Still, Henson said, the man's providers all were "shocked and surprised" by their findings.
A public health warning: 'Consuming large amounts of licorice can be hazardous to your health'
FDA on its website warns that eating as little as two ounces of black licorice daily for two weeks could lead to heart rhythm problems, especially among people older than 40. The agency notes that glycyrrhizin, a compound derived from the licorice root, can lead to dropping potassium levels, which can cause abnormal heart rhythms, high blood pressure, edema, lethargy, and congestive heart failure.
"Individuals who enjoy black licorice should be cognizant of these potential health effects and should be conscious of the amount they are eating and how often," Henson said. "If they experience any symptoms concerning for electrolyte abnormalities such as muscle weakness or abnormal heart rhythms, they should stop taking black licorice," and "[i]ndividuals who already have either of these problems should probably avoid consuming black licorice," she added.
Neel Butala, one of the authors of the case study and a fellow at the interventional cardiology unit at MGH, said the man's case "raises a public health issue that consuming large amounts of licorice can be hazardous to your health."
Butala added that candy and food manufacturers should inform consumers how much glycyrrhizic acid is contained in their products.
And Robert Eckel, a cardiologist at the University of Colorado and former president of the American Heart Association, said Americans should be aware of the amounts of glycyrrhizic acid that are present in other foods, too.
"It's more than licorice sticks. It could be jelly beans, licorice teas, a lot of things over the counter," Eckel said. "Even some beers, like Belgian beers, have this compound in it."

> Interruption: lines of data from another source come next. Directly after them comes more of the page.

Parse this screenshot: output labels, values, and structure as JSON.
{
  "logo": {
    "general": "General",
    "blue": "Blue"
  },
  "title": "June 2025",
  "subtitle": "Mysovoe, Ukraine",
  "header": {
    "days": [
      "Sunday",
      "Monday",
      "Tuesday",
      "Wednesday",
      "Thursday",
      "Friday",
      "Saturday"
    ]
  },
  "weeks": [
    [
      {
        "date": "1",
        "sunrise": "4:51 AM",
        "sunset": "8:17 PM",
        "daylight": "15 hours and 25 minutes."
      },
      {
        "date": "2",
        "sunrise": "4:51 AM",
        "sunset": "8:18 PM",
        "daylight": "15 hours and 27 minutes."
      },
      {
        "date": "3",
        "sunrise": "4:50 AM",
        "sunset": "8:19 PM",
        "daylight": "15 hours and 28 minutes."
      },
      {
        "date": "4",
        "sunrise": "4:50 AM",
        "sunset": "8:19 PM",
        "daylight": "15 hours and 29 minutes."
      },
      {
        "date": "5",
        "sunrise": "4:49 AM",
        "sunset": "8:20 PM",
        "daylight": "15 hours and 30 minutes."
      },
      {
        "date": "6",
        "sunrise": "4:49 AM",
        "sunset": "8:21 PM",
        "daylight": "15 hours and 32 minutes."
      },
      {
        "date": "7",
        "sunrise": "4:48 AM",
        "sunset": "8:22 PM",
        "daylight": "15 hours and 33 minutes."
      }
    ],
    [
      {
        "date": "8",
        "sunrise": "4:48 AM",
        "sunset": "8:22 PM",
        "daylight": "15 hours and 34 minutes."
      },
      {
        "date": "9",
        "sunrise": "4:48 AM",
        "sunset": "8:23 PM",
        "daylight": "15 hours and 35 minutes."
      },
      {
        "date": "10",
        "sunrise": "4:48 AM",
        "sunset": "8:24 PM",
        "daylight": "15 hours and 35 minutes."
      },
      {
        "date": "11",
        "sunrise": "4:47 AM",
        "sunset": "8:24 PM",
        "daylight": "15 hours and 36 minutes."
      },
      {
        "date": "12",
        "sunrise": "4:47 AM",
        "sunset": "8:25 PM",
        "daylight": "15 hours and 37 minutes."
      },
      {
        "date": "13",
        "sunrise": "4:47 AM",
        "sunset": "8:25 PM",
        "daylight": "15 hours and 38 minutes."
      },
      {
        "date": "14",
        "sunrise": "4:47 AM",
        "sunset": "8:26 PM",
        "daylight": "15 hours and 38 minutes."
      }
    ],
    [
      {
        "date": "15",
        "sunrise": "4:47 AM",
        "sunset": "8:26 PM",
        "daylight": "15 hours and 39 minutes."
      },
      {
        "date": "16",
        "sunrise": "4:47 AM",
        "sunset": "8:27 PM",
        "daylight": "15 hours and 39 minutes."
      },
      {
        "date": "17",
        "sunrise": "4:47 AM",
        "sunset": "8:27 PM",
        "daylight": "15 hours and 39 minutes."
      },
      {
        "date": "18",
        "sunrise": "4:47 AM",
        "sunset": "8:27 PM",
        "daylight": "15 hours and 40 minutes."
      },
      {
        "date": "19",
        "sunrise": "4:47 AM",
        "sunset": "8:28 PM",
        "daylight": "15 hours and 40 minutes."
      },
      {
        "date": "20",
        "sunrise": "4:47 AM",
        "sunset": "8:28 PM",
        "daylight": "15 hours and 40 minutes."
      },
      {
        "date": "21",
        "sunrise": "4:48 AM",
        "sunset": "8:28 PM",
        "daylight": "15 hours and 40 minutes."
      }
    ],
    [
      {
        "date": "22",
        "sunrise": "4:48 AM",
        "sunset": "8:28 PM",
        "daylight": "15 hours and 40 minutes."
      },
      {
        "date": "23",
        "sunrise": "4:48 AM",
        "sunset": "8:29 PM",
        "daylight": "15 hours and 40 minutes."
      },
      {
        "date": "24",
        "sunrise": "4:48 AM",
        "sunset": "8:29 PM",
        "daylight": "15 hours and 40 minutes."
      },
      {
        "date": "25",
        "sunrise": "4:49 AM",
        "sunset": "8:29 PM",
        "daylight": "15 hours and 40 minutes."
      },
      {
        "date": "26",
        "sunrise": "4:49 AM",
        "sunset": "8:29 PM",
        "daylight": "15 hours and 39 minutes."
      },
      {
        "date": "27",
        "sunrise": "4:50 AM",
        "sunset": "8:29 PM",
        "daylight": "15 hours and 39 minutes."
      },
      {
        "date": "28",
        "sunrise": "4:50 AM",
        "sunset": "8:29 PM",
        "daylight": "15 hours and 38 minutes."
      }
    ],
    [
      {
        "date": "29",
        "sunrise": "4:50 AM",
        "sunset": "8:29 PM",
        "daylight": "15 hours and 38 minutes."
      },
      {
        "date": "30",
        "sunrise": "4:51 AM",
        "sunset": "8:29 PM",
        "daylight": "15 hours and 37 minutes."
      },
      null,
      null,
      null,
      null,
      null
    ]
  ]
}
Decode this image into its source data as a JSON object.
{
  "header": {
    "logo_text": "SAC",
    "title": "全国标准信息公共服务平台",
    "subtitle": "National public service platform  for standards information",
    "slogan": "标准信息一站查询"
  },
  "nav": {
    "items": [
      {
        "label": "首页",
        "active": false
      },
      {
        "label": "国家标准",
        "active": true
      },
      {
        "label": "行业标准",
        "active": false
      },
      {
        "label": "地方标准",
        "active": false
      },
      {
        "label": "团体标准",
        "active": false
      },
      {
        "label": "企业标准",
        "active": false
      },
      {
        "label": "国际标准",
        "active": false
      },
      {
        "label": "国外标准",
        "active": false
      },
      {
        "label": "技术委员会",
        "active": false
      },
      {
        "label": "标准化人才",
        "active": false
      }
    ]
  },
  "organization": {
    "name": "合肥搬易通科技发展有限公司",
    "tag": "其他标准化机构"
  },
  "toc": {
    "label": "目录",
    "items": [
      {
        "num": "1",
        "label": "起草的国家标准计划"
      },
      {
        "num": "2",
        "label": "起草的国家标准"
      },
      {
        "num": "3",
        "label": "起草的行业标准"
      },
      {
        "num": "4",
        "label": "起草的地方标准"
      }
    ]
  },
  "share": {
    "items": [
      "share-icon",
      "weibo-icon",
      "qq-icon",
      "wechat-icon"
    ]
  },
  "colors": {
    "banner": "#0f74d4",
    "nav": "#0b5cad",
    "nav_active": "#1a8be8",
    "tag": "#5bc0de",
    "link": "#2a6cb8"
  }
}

Keith Ferdinand, a cardiologist at Tulane University School of Medicine, who was not involved in the case, said while the case was "very unusual," it should be viewed as a warning to consumers "to be aware that any substance that's taken into the body, especially taken in excess, can have true physiological effects" (Marchione, Associated Press, 9/23; Cramer, New York Times, 9/26; Giuliani-Hoffman, CNN, 9/25).